Computer hackers in West Germany broke into a NASA computer network that contains technical information from space shuttle flights and, over a four-month period, gained the ability to "manipulate at will" the data stored there, a West German news report said yesterday.
NASA, responding to the report, said its own computer security system detected three electronic break-ins in August, at least one of which came from West Germany. Spokesmen for the National Aeronautics and Space Administration played down the significance of the incident, saying the network contained unclassified postflight data from the space shuttle.
The hackers reportedly gained access to information by asking the NASA computers for information stored under such key words as "shuttle," "Challenger" and "secret."
The NASA network is one of hundreds operated by many different groups around the world as a convenient means of sharing information. The networks are linked to the telephone system, and authorized users can gain access after connecting their own computers to a phone line. In most cases, a user needs to know only the network's telephone number and a password or access code.

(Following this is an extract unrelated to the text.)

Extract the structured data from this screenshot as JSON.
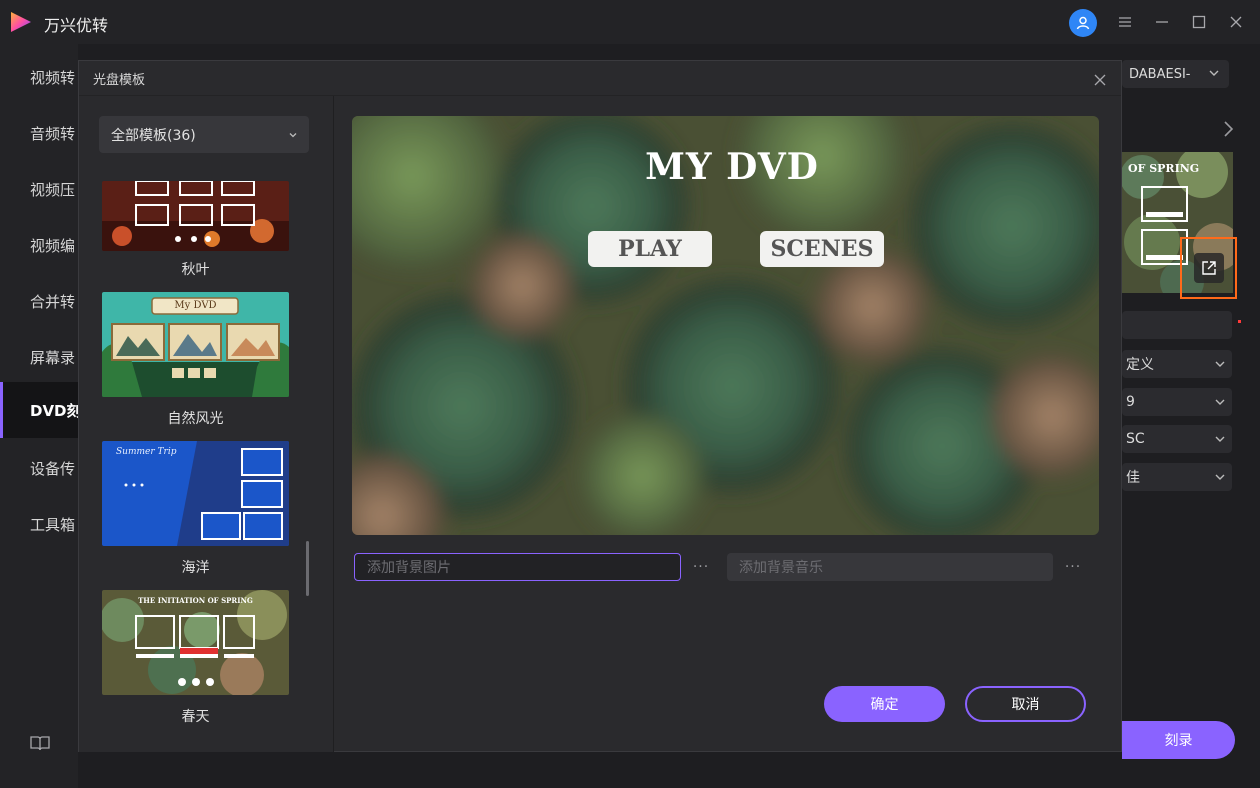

Hackers are computer enthusiasts who enjoy the challenge of dialing into computer systems without authorization. Computer security experts say it is virtually impossible to make a computer network immune to break-in. Persistence, logic and clever computer programs allow hackers to break access codes and find passwords relatively easily.
The computer network, called the Space Physics Analysis Network (SPAN), is one of several that NASA operates. Stringency of access to NASA networks varies depending on the degree of risk posed by unauthorized access, an agency statement said. The networks are monitored and attempted break-ins, which are fairly common, are investigated, the NASA statement said.
SPAN allows scientists and engineers in various universities and other research centers quickly to send or receive technical data from a space flight. Its chief goal is to provide NASA managers with analyses of spacecraft performance.
"Any individual or organization engaged in NASA-related research can apply for access to SPAN," a NASA statement said. "We know of no classified information which can be accessed through the network."
William Marshall, a NASA spokesman, said the space agency could not comment on the claim that the hackers had been able to manipulate data. The hackers did not claim that they had actually done so. But Marshall observed that legitimate users can enter new data into the system.